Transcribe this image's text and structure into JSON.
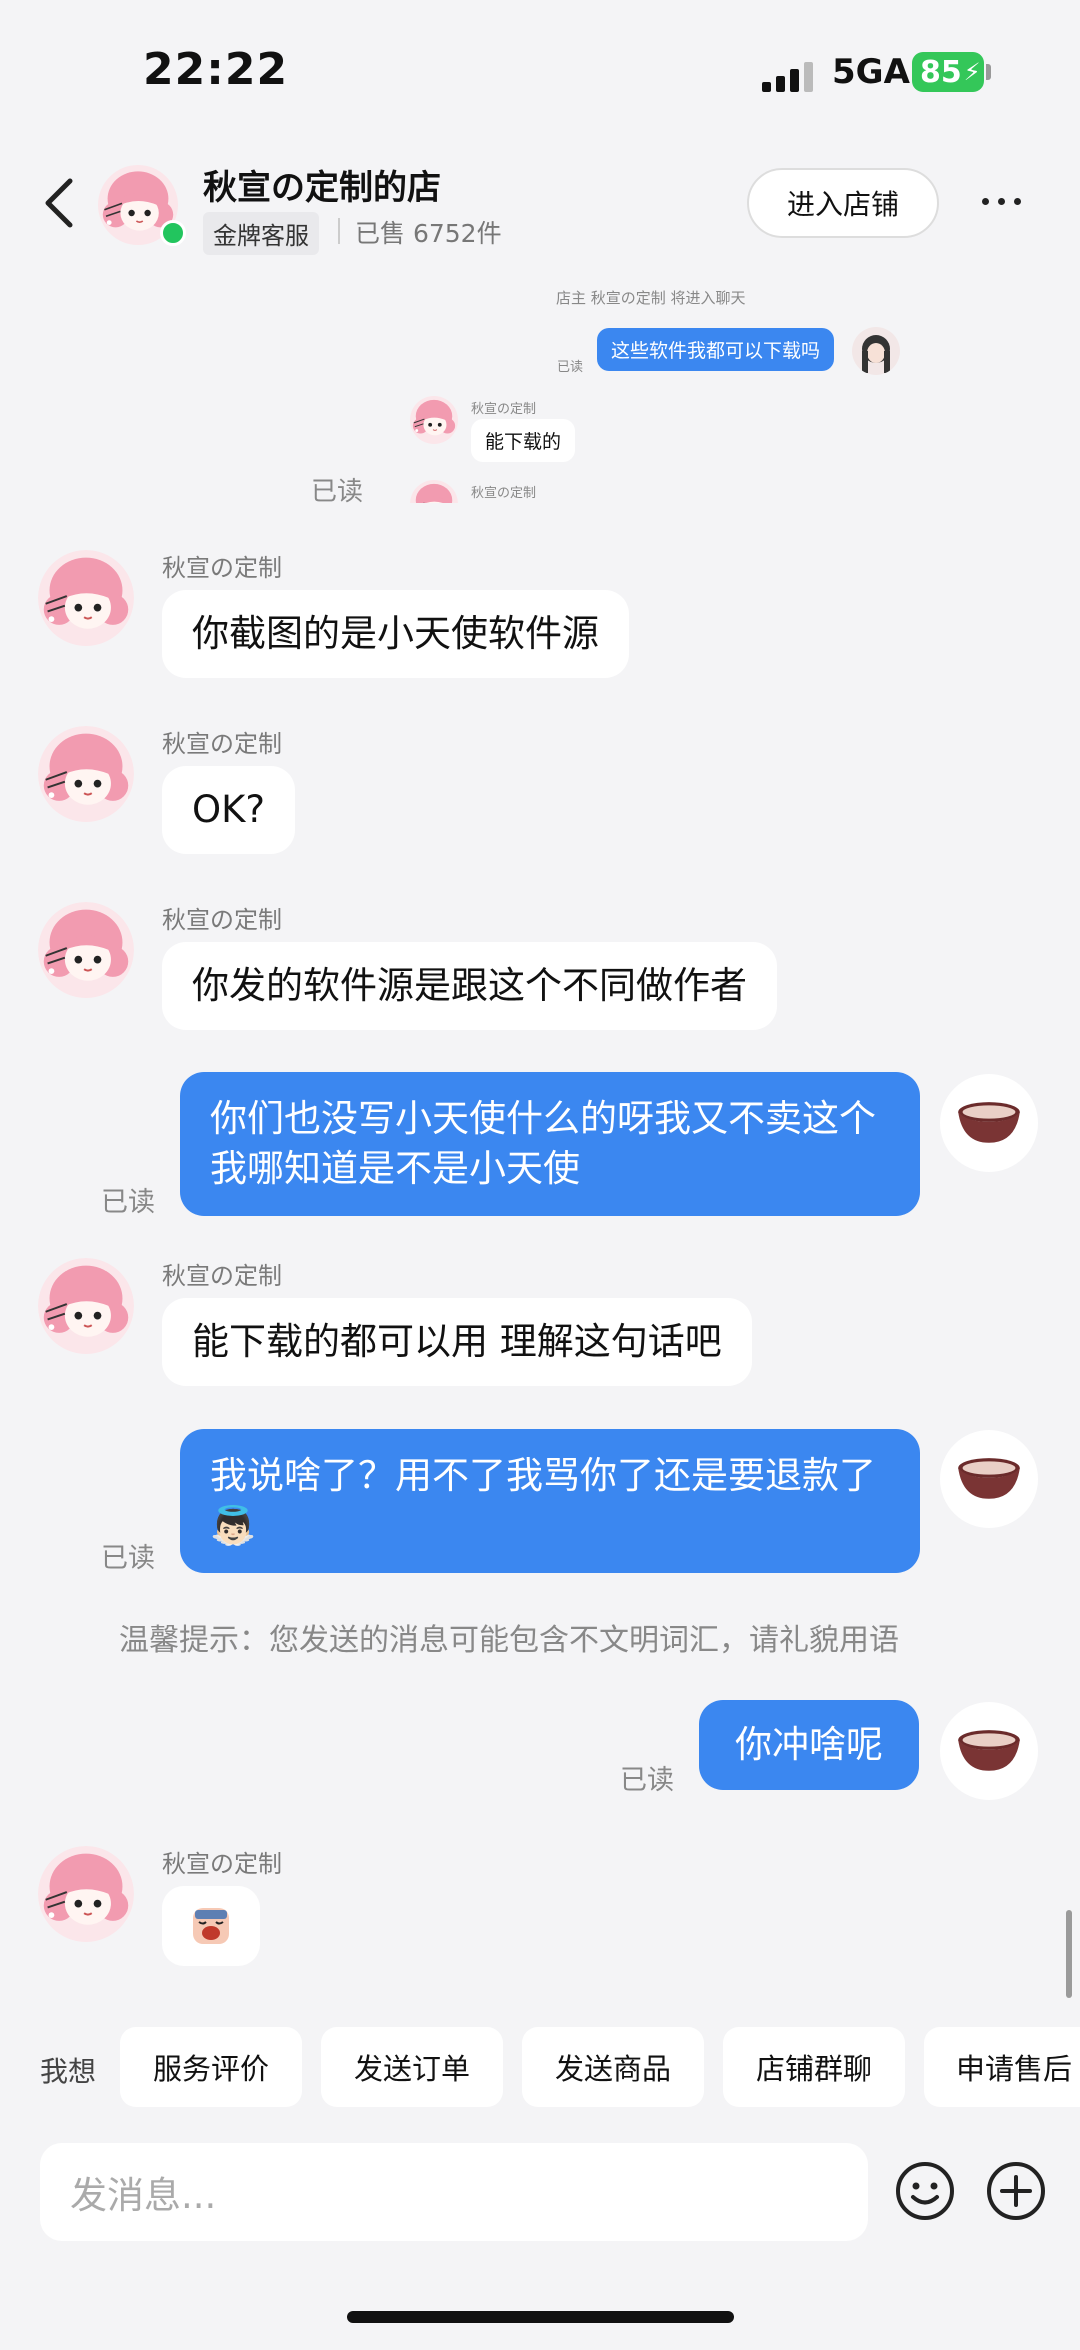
{
  "status": {
    "time": "22:22",
    "network": "5GA",
    "battery": "85"
  },
  "header": {
    "shop_name": "秋宣の定制的店",
    "badge": "金牌客服",
    "sold": "已售 6752件",
    "enter_shop": "进入店铺"
  },
  "shared_screenshot": {
    "system_text": "店主 秋宣の定制 将进入聊天",
    "read_label": "已读",
    "user_message": "这些软件我都可以下载吗",
    "seller_name": "秋宣の定制",
    "seller_reply": "能下载的",
    "read_below": "已读",
    "seller_name_2": "秋宣の定制"
  },
  "messages": [
    {
      "sender": "秋宣の定制",
      "text": "你截图的是小天使软件源"
    },
    {
      "sender": "秋宣の定制",
      "text": "OK?"
    },
    {
      "sender": "秋宣の定制",
      "text": "你发的软件源是跟这个不同做作者"
    },
    {
      "read": "已读",
      "text": "你们也没写小天使什么的呀我又不卖这个我哪知道是不是小天使"
    },
    {
      "sender": "秋宣の定制",
      "text": "能下载的都可以用 理解这句话吧"
    },
    {
      "read": "已读",
      "text": "我说啥了？用不了我骂你了还是要退款了👼🏻"
    },
    {
      "read": "已读",
      "text": "你冲啥呢"
    },
    {
      "sender": "秋宣の定制"
    }
  ],
  "hint": "温馨提示：您发送的消息可能包含不文明词汇，请礼貌用语",
  "quickbar": {
    "label": "我想",
    "buttons": [
      "服务评价",
      "发送订单",
      "发送商品",
      "店铺群聊",
      "申请售后"
    ]
  },
  "input": {
    "placeholder": "发消息..."
  },
  "icons": {
    "emoji": "smiley-icon",
    "add": "plus-circle-icon",
    "back": "chevron-left-icon",
    "more": "more-dots-icon"
  },
  "colors": {
    "bubble_out": "#3b87f0",
    "battery": "#34c759",
    "online": "#22c55e"
  }
}
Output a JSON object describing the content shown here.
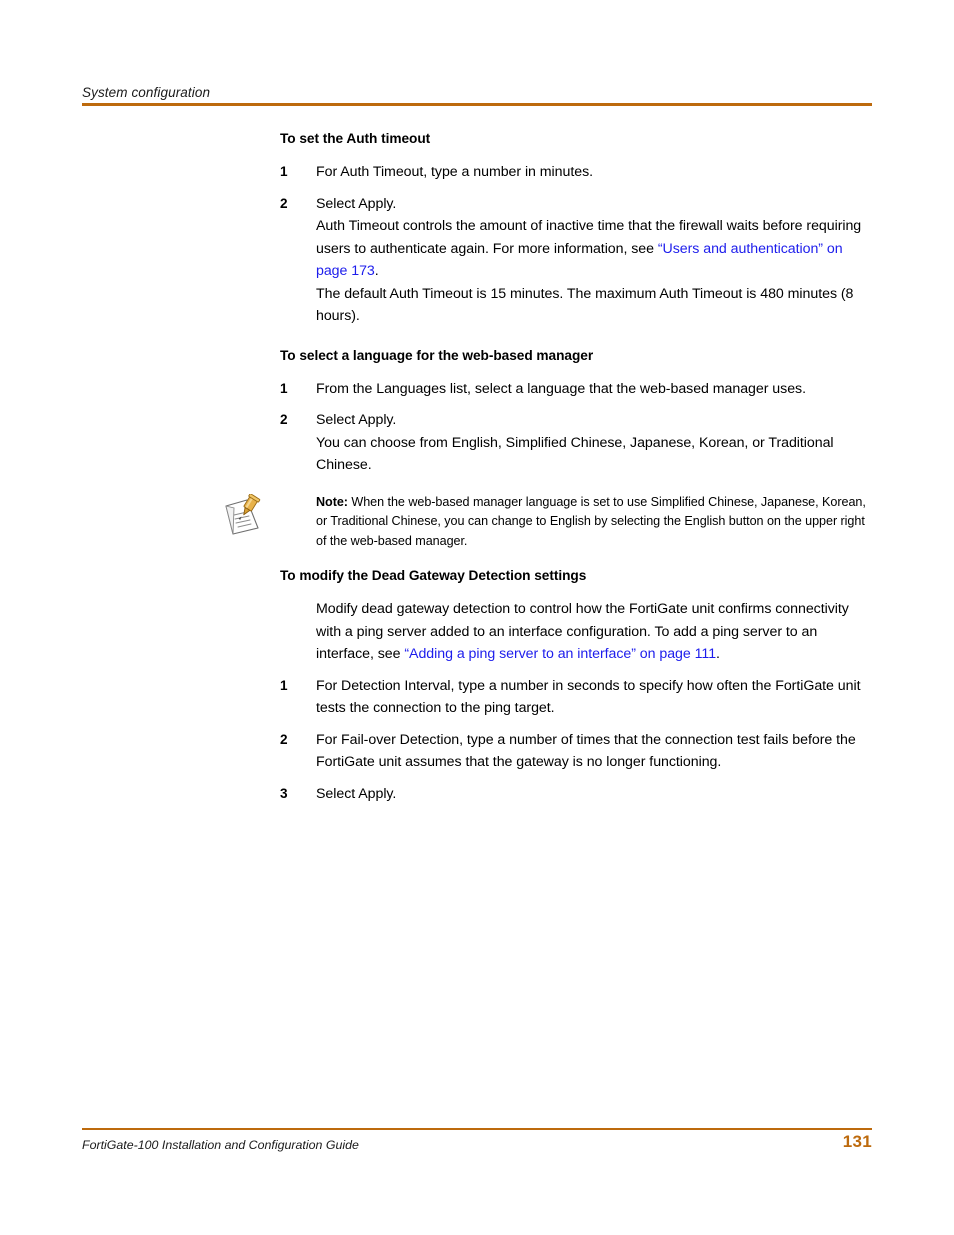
{
  "document": {
    "running_header": "System configuration",
    "footer_text": "FortiGate-100 Installation and Configuration Guide",
    "page_number": "131",
    "accent_color": "#bd6a0d",
    "link_color": "#1d1dec"
  },
  "sections": [
    {
      "heading": "To set the Auth timeout",
      "steps": [
        {
          "num": "1",
          "text": "For Auth Timeout, type a number in minutes."
        },
        {
          "num": "2",
          "text": "Select Apply."
        }
      ],
      "paragraph_1_part_1": "Auth Timeout controls the amount of inactive time that the firewall waits before requiring users to authenticate again. For more information, see ",
      "paragraph_1_link": "“Users and authentication” on page 173",
      "paragraph_1_part_2": ".",
      "paragraph_2": "The default Auth Timeout is 15 minutes. The maximum Auth Timeout is 480 minutes (8 hours)."
    },
    {
      "heading": "To select a language for the web-based manager",
      "steps": [
        {
          "num": "1",
          "text": "From the Languages list, select a language that the web-based manager uses."
        },
        {
          "num": "2",
          "text": "Select Apply."
        }
      ],
      "paragraph_1": "You can choose from English, Simplified Chinese, Japanese, Korean, or Traditional Chinese."
    },
    {
      "heading": "To modify the Dead Gateway Detection settings",
      "intro_part_1": "Modify dead gateway detection to control how the FortiGate unit confirms connectivity with a ping server added to an interface configuration. To add a ping server to an interface, see ",
      "intro_link": "“Adding a ping server to an interface” on page 111",
      "intro_part_2": ".",
      "steps": [
        {
          "num": "1",
          "text": "For Detection Interval, type a number in seconds to specify how often the FortiGate unit tests the connection to the ping target."
        },
        {
          "num": "2",
          "text": "For Fail-over Detection, type a number of times that the connection test fails before the FortiGate unit assumes that the gateway is no longer functioning."
        },
        {
          "num": "3",
          "text": "Select Apply."
        }
      ]
    }
  ],
  "note": {
    "icon": "note-pencil-paper-icon",
    "label": "Note:",
    "text": " When the web-based manager language is set to use Simplified Chinese, Japanese, Korean, or Traditional Chinese, you can change to English by selecting the English button on the upper right of the web-based manager."
  }
}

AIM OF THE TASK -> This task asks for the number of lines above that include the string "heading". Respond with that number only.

ANSWER -> 3